May 20, 2024 |

ALEF Last class June 4, 2017

Posted on June 5, 2017

Dear families:
It has been a wonderful year.  We have so enjoyed being with the children for lots of learning and lots of fun!  Thank you so much for the Amazon gift card.  As a book lover, I will put it to good use.
Cantor Ken began the day with tefillah outdoors.  The children described what they enjoyed outdoors.  Then we recited our usual prayers, some with sign language accompanying our words.
HEBREW:  We finished the book, and we signed the certificates in the back The last letter in the book is  ז“zion,” the first letter in  z’ayv” (wolf), and the cognate “zebra.”  We used our review packs to show what we remembered about the Hebrew letters.
Later in the morning, we played Hebrew bingo to show off what we remembered about the letters and vowel sounds.  No prizes, but a lot of fun,
GODLY PLAY:  It is traditional to read the story of Ruth on Shavuot because of its harvest setting. Naomi and her husband went to Moab to escape the famine in Israel. Her two sons married Ruth and Orpah, Moabite women.  After the three men died, Naomi decided to return to Israel, which had abundant crops again.  She urged her two daughters-in-law to return to their own families.  However, Ruth protested, telling Naomi—“wherever you go, I will go; your G-d shall be my God, where you live, I will live; and where you die, there, I shall one day die.”  (Ruth is regarded as the first convert to Judaism.)
The two women journeyed across the Salt Sea (Dead Sea) to Israel.  Since they had no money, Ruth got food by gleaning.  We discussed this way of helping the poor without cash.  Harvesters were not allowed to pick up any crop that they had dropped or missed.  They also did not touch the corners of their fields.  Poor people were allowed to pick these crops.  Naomi’s relative Boaz owned the field where Ruth gleaned—he asked her to glean only in his fields; his workers would let her eat and drink with them, and they would protect her.  Naomi encouraged Ruth to go to where Boaz was sleeping; he awakened startled and professed his love for Ruth.

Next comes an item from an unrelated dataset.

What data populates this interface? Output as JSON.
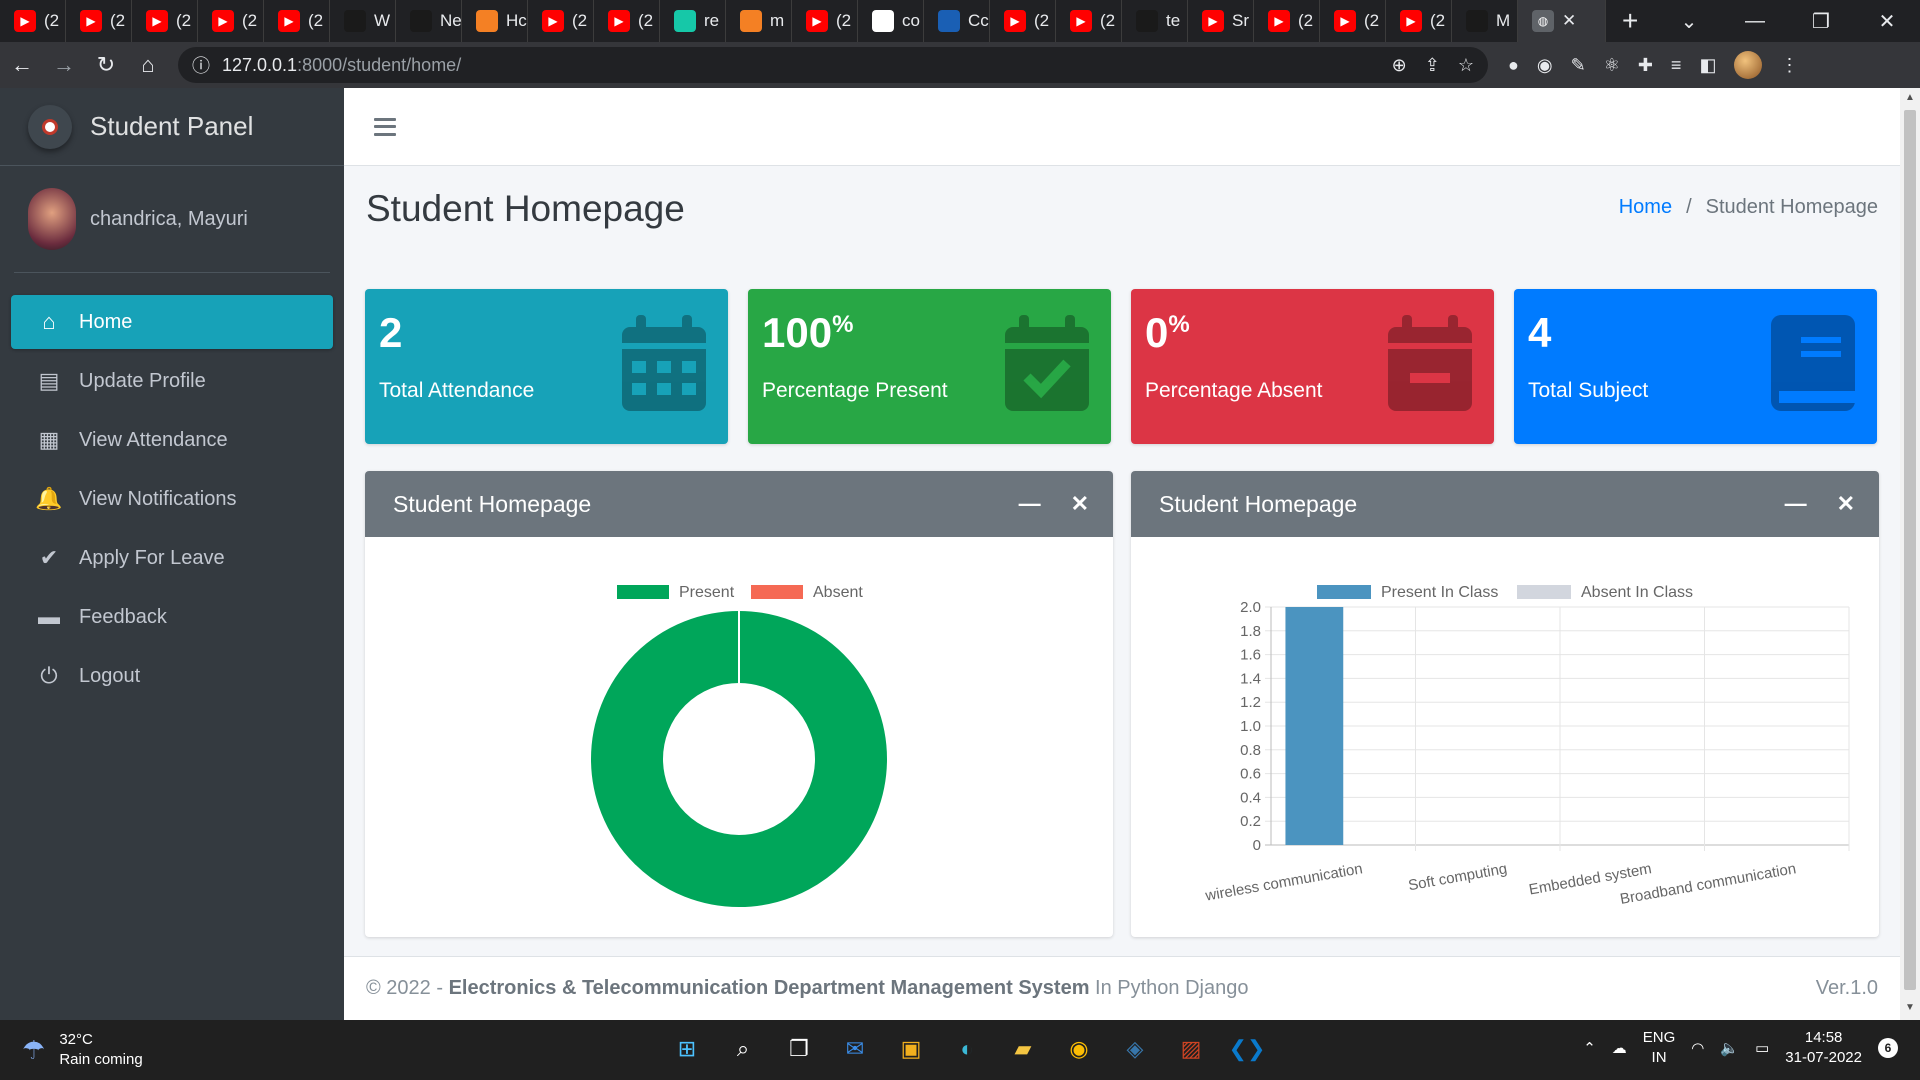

They wed and eventually had a child; through this child’s family, Ruth became the great-grandmother of King David.
In groups, the children discussed these issues of family, loyalty, gleaning, helping others.  We also worked on two word puzzles on the story of Ruth.
Students concluded with books and games, among them Circle the Year, a path game on the yearly cycle of holidays.
The students took home their Hebrew nametags and photos that I took the first class—See how much the students have grown!
Have a wonderful summer.

Judy and Cheryl (Esther and Tzipporah)